Filmmaker Jon Favreau (The Jungle Book, Iron Man) has been hired by Lucasfilm to write and exec. produce an untitled Star Wars series, which will be a project done for Disney’s direct-to-consumer steaming platform.
The project was announced this morning on StarWars.com with a tweet that you can see below.
— Star Wars (@starwars) March 8, 2018
Repped by CAA and Jackoway Tyerman, Favreau is currently in production on a live action version of Disney’s animated classic The Lion King, which he is directing and producing. It features the voices of Seth Rogen, Donald Glover, Chiwetel Ejiofor, Keegan Michael-Key, Alfre Woodard and Beyoncé. Favreau previously directed Disney’s 2016 hit The Jungle Book, another live action adaptation of an animated film, which won the Oscar for visual effects.

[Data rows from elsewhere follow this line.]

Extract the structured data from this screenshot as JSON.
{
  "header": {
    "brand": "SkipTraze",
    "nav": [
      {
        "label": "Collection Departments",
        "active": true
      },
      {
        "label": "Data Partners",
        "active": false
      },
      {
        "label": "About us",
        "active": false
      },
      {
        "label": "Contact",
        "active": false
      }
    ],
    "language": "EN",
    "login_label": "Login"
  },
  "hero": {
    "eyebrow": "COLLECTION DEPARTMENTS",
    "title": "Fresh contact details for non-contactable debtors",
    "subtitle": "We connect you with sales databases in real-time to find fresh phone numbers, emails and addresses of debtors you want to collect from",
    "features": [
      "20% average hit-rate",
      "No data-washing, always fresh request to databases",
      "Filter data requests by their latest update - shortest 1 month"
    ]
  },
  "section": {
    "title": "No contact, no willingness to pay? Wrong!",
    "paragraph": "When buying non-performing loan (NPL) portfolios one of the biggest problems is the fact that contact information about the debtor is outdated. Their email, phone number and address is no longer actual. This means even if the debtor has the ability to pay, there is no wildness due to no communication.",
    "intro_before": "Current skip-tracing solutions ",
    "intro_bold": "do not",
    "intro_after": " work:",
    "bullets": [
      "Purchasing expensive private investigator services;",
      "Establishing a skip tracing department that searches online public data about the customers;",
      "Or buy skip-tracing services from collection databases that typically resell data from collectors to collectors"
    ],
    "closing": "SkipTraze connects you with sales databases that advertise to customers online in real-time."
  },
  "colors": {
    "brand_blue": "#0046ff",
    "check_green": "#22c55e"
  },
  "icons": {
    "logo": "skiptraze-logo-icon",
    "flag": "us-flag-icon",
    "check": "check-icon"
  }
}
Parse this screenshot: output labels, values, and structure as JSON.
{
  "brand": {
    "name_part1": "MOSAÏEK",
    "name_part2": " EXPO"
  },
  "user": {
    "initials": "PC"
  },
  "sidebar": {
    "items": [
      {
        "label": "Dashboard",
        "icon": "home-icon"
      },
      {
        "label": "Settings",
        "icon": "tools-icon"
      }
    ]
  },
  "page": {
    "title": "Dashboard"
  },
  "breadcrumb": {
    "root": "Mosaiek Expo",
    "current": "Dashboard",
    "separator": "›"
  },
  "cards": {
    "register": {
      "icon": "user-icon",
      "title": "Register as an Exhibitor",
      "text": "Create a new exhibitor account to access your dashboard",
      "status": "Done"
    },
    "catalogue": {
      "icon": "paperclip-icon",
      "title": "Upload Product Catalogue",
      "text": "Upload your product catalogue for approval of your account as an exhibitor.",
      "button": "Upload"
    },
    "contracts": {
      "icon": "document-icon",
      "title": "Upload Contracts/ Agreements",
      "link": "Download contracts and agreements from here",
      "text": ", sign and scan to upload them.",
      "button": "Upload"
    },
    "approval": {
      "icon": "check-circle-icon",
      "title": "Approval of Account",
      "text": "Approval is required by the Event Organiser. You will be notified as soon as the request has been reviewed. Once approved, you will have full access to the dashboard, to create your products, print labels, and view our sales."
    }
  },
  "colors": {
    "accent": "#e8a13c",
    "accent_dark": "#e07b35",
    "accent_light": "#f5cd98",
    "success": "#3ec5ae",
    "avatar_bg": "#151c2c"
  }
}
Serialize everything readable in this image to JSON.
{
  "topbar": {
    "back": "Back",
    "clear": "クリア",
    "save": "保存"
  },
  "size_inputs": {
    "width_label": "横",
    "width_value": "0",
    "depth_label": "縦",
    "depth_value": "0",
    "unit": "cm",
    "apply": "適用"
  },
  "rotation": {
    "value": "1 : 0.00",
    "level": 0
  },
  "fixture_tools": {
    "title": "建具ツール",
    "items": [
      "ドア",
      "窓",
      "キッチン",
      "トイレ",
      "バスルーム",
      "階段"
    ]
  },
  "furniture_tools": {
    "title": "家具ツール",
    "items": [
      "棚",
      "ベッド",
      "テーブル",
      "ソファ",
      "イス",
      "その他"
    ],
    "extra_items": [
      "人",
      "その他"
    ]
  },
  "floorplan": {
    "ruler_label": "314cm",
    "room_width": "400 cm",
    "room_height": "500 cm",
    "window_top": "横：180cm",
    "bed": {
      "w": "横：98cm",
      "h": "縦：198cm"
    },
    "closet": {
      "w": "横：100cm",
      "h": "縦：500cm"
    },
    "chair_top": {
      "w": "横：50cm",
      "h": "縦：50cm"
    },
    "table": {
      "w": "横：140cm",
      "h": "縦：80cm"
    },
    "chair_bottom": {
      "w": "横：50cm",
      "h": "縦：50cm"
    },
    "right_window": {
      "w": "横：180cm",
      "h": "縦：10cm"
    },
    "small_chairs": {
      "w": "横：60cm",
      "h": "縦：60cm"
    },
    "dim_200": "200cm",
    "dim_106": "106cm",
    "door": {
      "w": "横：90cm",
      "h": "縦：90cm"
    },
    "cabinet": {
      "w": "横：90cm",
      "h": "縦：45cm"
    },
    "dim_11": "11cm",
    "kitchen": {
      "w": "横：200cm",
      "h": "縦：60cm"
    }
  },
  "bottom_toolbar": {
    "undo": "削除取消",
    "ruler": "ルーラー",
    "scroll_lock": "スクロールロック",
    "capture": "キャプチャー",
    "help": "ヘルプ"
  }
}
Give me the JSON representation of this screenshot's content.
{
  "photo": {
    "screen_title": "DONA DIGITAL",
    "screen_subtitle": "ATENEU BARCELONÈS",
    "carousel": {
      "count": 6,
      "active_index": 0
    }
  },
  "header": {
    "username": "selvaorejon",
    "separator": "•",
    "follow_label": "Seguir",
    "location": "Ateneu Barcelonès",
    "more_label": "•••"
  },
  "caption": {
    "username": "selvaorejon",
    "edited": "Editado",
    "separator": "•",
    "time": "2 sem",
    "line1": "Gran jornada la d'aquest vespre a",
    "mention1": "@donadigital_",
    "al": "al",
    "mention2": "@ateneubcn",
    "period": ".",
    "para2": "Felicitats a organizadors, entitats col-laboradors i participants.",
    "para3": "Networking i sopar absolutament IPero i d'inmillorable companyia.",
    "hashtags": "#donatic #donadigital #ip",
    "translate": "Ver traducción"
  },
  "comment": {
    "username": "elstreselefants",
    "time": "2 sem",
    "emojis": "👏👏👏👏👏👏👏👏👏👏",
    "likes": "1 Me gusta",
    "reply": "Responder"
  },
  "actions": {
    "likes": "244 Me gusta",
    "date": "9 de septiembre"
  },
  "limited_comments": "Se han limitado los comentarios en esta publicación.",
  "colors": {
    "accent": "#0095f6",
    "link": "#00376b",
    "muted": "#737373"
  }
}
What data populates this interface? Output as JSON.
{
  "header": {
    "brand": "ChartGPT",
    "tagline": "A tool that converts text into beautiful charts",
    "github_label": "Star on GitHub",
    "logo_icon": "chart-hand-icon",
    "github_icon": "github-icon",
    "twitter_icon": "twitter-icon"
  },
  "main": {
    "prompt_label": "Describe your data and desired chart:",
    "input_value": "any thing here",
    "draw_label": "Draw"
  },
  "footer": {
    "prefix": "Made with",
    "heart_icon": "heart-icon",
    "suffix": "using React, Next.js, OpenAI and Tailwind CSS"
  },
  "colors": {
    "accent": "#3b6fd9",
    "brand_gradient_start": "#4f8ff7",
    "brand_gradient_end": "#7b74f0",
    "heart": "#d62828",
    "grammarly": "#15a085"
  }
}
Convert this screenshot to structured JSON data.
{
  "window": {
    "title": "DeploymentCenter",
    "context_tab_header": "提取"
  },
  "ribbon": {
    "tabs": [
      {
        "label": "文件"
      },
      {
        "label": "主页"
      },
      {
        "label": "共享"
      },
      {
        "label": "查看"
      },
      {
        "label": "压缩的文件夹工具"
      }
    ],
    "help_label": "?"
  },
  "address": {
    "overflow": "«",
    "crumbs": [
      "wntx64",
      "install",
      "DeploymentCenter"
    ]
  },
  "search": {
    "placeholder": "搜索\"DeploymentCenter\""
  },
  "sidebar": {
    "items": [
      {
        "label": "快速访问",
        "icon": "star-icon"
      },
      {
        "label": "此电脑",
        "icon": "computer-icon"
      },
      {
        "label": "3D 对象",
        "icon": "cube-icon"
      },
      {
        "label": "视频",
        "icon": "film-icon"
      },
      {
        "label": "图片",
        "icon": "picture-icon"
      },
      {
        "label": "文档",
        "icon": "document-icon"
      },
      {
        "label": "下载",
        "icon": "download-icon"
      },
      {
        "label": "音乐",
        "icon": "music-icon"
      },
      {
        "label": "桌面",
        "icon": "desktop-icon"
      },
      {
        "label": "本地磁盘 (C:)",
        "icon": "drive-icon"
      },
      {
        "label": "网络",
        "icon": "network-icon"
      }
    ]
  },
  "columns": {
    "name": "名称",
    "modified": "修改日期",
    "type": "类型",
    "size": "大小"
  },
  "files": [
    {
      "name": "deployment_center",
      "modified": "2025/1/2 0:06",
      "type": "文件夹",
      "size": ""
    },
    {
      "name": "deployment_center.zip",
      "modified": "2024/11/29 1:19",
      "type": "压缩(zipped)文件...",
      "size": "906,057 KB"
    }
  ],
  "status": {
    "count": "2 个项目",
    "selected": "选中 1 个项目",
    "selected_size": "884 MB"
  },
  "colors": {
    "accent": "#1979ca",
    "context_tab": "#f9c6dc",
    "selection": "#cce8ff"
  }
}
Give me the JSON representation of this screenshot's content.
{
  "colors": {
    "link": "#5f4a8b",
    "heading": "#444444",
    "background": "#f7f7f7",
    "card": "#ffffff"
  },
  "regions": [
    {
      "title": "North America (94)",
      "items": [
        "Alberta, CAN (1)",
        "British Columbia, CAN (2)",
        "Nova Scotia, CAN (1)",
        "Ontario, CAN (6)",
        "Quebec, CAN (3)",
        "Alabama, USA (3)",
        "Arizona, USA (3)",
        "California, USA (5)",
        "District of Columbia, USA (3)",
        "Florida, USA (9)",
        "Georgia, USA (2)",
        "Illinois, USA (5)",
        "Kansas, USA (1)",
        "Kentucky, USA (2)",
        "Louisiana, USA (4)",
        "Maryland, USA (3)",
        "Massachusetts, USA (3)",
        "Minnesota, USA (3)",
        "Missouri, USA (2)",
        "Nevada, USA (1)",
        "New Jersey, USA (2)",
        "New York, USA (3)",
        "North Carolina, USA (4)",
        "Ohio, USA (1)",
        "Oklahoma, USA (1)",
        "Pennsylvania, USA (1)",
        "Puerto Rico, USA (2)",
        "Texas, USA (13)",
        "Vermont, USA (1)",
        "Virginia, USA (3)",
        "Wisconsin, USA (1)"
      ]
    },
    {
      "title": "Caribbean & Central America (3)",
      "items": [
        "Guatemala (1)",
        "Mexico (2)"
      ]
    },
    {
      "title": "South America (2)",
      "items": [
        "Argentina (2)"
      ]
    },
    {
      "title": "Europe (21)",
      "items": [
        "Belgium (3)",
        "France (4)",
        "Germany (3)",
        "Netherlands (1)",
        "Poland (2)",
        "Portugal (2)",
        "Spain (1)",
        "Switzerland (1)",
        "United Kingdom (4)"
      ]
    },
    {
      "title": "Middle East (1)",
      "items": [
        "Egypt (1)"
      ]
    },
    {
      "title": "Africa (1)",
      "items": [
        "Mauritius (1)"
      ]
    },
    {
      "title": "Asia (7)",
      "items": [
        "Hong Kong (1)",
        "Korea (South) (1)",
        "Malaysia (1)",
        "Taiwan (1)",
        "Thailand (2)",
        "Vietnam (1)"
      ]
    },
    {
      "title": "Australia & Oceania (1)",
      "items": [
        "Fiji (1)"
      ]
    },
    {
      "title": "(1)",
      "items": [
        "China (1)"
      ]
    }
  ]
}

Lucasfilm president Kathleen Kennedy made a statement about working with Favreau: “I couldn’t be more excited about Jon coming on board to produce and write for the new direct-to-consumer platform. Jon brings the perfect mix of producing and writing talent, combined with a fluency in the Star Wars universe. This series will allow Jon the chance to work with a diverse group of writers and directors and give Lucasfilm the opportunity to build a robust talent base.”
Favreau added: “If you told me at 11 years old that I would be getting to tell stories in the Star Wars universe, I wouldn’t have believed you. I can’t wait to embark upon this exciting adventure.”
The announcement is somewhat bittersweet since it means there’s more Star Wars coming for the foreseeable future, but it’s the second recent announcement from Lucasfilm about a white male being given the keys to the Star Wars universe following last month’s announcement that Game of Thrones showrunners David Benioff and D.B. Weiss would write and produce a new series of stand-alone films. The announcement of Favreau’s hiring was made on International Woman’s Day, just to rub it in, but we should remember that Favreau/Lucasfilm could still hire woman writers and directors for the series.
Edward Douglas | East Coast Editor